The Nightmare


The rain was pounding on the window, and it was this that woke Max. He was scared of the rain, but there was something else that scared him more. The nightmare.

The turning wheel.

The sweat still clung on to his face as he groped around in the dark for his glasses. They were on his bedside table, he knew it.

It was perhaps unreasonable to expect a four-year old boy not to be scared of a nightmare.

So he screamed into the night. Screamed till his parents from the next room came rushing to his aid, screamed till he was safe in his mother's arms, watching his father pace the room. Yes, the wheel can't get him now, not with his father standing guard and his mother's arms around him.

"What happened, Max? Another nightmare?"
His mother's voice warmed him, even when the drenched clothes were sticking to him.
"Yes Ma, the wheel... it was coming again Ma..."
"Shhh... Max its okay. We're here now"
His face got buried in his mother's lap once more.

"Son, you gotta be brave. For me. Can you do that? For your Dad?"
"Yes, Dad. I'm brave", said his mother's lap.
He had to pretend to be brave again. Even if he knew he was scared inside...

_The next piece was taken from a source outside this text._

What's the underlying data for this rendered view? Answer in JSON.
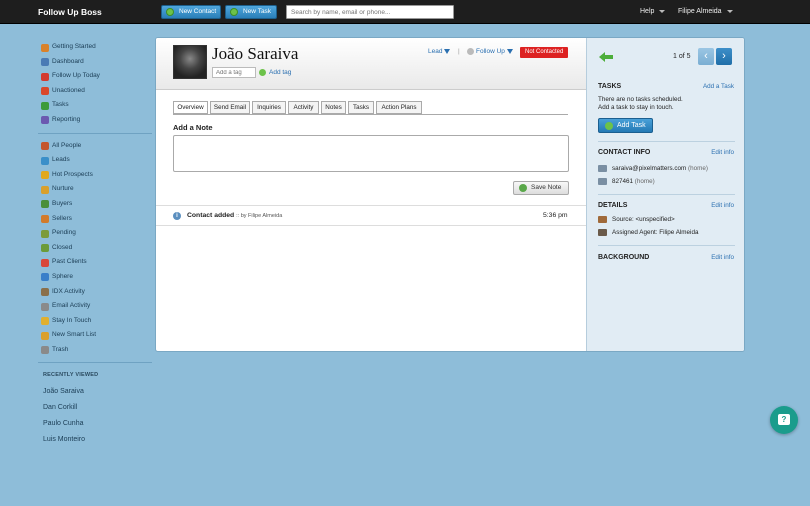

A year passed. Max still saw the wheel. It still began to turn sometimes.

He was past the stage of crying into his mother's lap now. Past the stage of pretending to be brave and actually be brave. He was, after all, five years old. One whole hand.

The nightmare returned again. On a summer night, when the windows were thrown wide open, when he was alone at home. The wheel stood motionless, then it turned, slowly, gathering speed...

The doorbell rang. "Mum, Dad, you're back!"

He unlatched the door to find himself staring at his uncle, with a policeman behind him. He could barely see the crashed car behind them, as though it belonged to a different time, a different place.

“Max, you have to be brave. Your parents had an accident. They… they’re not coming back. I’m sorry… you have to be brave Max…”

His Uncle’s hollow voice shook the shattered glass of the broken car. His tears rolled down his cheeks, dampening the “W” of Welcome. The rest were untouched.

The funeral happened the next morning. His parents missed it, as they were sleeping in wooden boxes lined with fluffy pillows.

His mother’s lap looked so comfortable. He wished he could bury into it again.

His father looked brave, even as he slept. He wasn’t scared of the darkness or the tunnel underground.

The wooden boxes swallowed his parents and the earth swallowed the boxes. It was time to return.

He sat in the car, the doors slammed shut. The engine throbbed to life

The wheels turned…